Next from my list is Name All the Animals by Alison Smith. Smith’s coming of age memoir captures her adolescent years and how grief can affect all aspects of life. The death of her only brother and the events that follow cause her to question her Catholic faith, her relationship with her parents, and her own demons. Grief can take on many faces and Smith tells her story with honesty and courage.
Encyclopedia of an Ordinary Life by Amy Krouse Rosenthal is the third on my list. In the forward she states “ I was not abused, abandoned, or locked up as a child.” In a fresh way she writes of an ordinary life. The book begins with a timeline, then is organized in alphabetical order as an encyclopedia would be. Under C you can read about Capricious and under P Parking Ticket. She has taken random thoughts, insights, and truth and arranged them to make sense.
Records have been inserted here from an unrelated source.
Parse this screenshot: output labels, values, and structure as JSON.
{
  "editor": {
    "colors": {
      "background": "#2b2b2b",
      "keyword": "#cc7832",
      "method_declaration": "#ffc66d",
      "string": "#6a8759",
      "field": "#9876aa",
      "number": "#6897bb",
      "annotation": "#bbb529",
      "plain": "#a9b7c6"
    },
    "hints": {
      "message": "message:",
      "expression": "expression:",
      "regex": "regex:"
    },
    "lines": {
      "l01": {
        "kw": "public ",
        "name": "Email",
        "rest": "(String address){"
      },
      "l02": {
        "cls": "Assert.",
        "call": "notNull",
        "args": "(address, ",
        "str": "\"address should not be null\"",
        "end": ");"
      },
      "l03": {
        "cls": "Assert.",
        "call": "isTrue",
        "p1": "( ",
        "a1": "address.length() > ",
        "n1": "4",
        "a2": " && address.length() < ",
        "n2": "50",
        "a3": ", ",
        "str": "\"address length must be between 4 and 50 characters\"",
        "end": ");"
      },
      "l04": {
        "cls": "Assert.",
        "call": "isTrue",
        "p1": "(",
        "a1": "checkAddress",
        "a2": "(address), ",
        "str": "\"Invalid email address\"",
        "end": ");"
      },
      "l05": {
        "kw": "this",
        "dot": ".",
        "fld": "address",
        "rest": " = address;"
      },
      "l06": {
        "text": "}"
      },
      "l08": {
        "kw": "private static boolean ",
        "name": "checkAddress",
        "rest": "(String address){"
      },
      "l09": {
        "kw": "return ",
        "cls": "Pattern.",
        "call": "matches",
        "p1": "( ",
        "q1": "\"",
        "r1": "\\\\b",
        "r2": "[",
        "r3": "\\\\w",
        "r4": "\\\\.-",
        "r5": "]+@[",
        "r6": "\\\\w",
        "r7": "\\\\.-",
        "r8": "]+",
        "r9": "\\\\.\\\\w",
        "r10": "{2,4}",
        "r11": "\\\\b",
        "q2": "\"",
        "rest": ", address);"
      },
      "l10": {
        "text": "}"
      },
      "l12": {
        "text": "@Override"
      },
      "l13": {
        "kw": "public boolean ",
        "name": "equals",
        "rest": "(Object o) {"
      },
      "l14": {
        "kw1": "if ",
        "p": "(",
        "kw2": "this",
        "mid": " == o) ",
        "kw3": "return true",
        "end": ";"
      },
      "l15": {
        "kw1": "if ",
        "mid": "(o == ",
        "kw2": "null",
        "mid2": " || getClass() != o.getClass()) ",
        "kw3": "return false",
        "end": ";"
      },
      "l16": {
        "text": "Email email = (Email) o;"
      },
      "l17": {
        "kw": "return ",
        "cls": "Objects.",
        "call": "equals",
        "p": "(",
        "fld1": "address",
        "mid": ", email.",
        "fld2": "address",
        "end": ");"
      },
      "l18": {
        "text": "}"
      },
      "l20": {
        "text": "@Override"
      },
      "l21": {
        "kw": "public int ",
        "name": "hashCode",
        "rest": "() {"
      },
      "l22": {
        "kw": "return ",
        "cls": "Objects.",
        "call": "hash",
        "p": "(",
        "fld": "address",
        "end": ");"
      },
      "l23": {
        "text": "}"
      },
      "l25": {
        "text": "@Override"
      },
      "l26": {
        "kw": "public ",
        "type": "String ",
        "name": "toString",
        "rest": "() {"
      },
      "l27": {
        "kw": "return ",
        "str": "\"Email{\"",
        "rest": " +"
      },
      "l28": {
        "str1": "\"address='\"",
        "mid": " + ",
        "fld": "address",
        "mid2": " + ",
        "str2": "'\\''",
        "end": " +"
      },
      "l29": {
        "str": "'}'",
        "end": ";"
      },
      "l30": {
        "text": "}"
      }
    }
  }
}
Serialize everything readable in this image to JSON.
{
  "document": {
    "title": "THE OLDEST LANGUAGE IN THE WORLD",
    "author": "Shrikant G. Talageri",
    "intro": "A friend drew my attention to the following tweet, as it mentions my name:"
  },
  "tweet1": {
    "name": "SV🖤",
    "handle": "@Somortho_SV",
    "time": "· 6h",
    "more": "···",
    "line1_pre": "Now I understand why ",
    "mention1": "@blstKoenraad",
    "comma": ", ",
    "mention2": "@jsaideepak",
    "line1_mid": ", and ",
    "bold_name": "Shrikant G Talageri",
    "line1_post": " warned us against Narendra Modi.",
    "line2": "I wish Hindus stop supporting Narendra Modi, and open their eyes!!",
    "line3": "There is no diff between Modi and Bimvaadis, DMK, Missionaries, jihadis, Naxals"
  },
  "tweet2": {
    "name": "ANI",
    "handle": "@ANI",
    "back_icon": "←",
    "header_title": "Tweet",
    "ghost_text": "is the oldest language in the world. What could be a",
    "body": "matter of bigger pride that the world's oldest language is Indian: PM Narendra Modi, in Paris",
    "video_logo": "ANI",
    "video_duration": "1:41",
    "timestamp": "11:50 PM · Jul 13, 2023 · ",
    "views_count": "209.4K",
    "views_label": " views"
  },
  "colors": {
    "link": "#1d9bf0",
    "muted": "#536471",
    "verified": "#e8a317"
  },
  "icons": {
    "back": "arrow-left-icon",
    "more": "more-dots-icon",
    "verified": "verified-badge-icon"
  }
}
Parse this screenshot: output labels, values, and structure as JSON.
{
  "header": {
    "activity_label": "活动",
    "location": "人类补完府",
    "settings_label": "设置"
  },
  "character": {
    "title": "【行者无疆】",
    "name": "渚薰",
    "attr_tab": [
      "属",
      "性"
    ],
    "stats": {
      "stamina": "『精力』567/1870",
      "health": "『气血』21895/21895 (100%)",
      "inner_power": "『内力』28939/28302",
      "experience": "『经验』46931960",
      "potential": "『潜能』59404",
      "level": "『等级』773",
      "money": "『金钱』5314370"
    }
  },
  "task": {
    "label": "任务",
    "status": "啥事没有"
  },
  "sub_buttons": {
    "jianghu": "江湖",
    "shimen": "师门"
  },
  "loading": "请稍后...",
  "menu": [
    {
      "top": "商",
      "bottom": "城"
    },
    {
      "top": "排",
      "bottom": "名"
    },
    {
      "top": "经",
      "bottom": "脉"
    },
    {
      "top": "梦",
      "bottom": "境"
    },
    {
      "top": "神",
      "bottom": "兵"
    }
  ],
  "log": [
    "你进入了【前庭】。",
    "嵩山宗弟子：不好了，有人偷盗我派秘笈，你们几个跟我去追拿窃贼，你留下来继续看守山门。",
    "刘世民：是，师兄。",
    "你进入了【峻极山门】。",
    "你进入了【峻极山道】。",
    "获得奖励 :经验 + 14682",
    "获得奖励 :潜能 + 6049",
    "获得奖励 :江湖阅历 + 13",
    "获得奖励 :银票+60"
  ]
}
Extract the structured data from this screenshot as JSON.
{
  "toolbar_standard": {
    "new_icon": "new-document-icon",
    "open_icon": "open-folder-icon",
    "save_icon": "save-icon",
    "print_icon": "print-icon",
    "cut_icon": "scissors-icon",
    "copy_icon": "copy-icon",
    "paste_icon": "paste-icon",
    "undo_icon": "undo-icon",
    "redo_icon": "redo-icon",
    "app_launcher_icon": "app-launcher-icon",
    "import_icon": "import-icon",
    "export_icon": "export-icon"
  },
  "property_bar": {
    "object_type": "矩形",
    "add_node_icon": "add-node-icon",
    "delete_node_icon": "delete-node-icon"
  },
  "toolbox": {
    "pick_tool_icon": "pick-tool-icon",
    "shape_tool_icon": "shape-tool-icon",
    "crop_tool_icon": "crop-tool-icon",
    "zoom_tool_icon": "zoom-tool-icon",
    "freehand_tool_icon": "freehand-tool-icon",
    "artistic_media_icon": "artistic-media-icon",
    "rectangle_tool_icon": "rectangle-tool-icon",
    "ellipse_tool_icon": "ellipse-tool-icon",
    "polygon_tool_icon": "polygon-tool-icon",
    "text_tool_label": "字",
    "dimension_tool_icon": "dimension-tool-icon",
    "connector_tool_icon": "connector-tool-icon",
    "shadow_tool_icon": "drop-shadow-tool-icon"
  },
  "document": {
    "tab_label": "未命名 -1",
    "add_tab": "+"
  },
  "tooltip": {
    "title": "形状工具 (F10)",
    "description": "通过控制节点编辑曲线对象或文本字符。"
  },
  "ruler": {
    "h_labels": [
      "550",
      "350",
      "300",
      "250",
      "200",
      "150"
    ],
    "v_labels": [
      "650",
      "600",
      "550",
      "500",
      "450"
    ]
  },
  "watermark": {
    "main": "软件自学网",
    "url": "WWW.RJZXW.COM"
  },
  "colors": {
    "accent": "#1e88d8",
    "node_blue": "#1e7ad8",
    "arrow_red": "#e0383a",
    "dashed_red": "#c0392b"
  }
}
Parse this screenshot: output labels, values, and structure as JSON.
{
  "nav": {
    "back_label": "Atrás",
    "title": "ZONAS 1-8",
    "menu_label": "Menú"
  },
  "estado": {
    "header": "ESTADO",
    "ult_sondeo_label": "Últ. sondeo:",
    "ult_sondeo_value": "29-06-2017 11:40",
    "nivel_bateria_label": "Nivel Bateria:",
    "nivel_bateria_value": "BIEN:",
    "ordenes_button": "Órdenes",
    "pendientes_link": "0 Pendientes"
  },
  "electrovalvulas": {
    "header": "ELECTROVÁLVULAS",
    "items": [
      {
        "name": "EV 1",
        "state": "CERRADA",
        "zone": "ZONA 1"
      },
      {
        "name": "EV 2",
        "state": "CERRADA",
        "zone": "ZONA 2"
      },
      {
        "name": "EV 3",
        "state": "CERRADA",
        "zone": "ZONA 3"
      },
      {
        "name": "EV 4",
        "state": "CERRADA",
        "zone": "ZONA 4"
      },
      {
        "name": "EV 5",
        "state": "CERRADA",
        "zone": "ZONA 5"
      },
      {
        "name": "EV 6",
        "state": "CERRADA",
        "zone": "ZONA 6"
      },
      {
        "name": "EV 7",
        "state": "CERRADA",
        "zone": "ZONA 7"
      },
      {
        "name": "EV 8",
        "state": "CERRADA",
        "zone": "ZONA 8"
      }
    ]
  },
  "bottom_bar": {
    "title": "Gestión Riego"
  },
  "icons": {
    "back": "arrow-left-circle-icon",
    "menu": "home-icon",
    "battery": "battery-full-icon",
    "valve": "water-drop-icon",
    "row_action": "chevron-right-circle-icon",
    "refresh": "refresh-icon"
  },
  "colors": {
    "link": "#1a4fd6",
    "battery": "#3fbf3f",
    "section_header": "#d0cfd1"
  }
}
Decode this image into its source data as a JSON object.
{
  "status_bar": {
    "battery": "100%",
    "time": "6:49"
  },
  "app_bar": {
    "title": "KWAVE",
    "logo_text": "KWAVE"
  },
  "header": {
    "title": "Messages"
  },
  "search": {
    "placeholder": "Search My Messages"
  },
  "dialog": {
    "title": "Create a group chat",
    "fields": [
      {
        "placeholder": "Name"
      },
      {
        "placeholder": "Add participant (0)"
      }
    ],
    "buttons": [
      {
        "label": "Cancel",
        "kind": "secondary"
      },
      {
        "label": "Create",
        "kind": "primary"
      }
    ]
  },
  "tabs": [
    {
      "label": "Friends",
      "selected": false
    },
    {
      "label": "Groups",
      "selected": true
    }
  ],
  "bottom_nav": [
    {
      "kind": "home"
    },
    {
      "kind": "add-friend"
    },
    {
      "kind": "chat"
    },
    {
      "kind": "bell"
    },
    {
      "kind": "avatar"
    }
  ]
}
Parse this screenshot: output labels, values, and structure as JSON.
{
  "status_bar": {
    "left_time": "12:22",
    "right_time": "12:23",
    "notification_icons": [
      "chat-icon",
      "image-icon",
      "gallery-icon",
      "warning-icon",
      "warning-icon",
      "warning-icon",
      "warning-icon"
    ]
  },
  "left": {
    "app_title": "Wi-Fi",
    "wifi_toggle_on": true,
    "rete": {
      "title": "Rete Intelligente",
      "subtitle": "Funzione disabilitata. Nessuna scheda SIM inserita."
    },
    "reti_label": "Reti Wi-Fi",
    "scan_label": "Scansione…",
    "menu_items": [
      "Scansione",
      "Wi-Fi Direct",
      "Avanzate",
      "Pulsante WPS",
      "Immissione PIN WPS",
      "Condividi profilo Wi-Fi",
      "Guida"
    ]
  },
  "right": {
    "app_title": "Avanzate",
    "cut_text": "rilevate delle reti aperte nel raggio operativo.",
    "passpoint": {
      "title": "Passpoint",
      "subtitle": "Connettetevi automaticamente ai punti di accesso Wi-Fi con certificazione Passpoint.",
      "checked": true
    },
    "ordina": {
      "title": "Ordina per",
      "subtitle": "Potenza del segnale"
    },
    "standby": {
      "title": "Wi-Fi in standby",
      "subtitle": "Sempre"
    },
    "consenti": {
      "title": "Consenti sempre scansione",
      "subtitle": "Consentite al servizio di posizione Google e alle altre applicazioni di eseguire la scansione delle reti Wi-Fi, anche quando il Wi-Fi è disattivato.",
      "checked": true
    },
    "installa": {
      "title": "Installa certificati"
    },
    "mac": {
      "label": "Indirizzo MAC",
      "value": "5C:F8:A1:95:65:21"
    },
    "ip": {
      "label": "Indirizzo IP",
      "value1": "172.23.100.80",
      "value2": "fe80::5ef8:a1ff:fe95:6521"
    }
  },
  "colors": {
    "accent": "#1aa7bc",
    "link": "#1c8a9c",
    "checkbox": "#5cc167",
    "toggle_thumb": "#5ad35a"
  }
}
It made me laugh as I also recalled memories of childhood foods, cream rinse, and 1975. You want to call Amy,meet her for coffee, and reminisce.. Also, I love memoir that makes you laugh.
A few more on my list… Liars’ Club by Mary Karr ,The Year of Magical Thinking by Joan Didion, In The Wilderness by Kim Barnes, Julie and Julia by Julie Powell, Drinking: A Love Story by Caroline Knapp, and Truth and Beauty by Ann Patchett.
After the first year teaching at my current school, we lost a student to a tragic accident. It was the first student I had lost, and the first funeral I had attended in this town. After her death I wanted to honor her with this poem.When I see tundra swans on Lake Roosevelt I always think of her.
in memory of S.A. Swan
A Sacred Place On Lake Roosevelt
Remember, I wanted you to take it home
Don’t apologize for the day your mother arrived
You were good to steady her when
Don’t apologize for the day you forgot the words
Remember, we wrote them, whispered them,
Don’t apologize for the day after recess when
Because your other teacher kept you in your seat,
Don’t apologize for the day you never appeared,
Don’t apologize for the day at summer school when
We tried to read, we tried to write,
Don’t apologize for leaving before I could say
Remember, S.A., you were a fragile duckling,
A co-worker brought these muffins to a breakfast gathering a few years ago. Ever since that time I have loved the flavors of chocolate and orange together. There is something about the rich, bittersweet chips with the added zest and freshness of orange that makes a perfect combination. Sitting on the deck on an early spring morning we can enjoy the view ( see right), sip cups of fresh brewed coffee and savor Chocolate Orange Muffins.
Chocolate Orange Muffins
makes 12 muffins
2 medium oranges, well scrubbed and wiped dry
3 oz. bittersweet chocolate chips ( or good-quality bittersweet bar)
1 cup sugar
1 stick butter, at room temperature
1/2 cup plain yogurt or buttermilk
1/2 cup freshly squeezed orange juice
1 teaspoon baking powder
1/2 teaspoon baking soda
2 cups flour
Heat oven to 375. Grease muffin tins or use foil baking cups.
Finely grate orange peel. Chop chocolate if not using chips. Beat sugar and butter in bowl until fluffy. Beat in eggs one at a time. Add orange peel. Add yogurt, orange juice, baking powder and baking soda. Mix well. Sprinkle flour then chocolate over batter. Fold gently just enough to blend flour.Put batter in muffin cups. Bake 15-25 minutes or until golden brown and springy to the touch. Turn out onto a rack.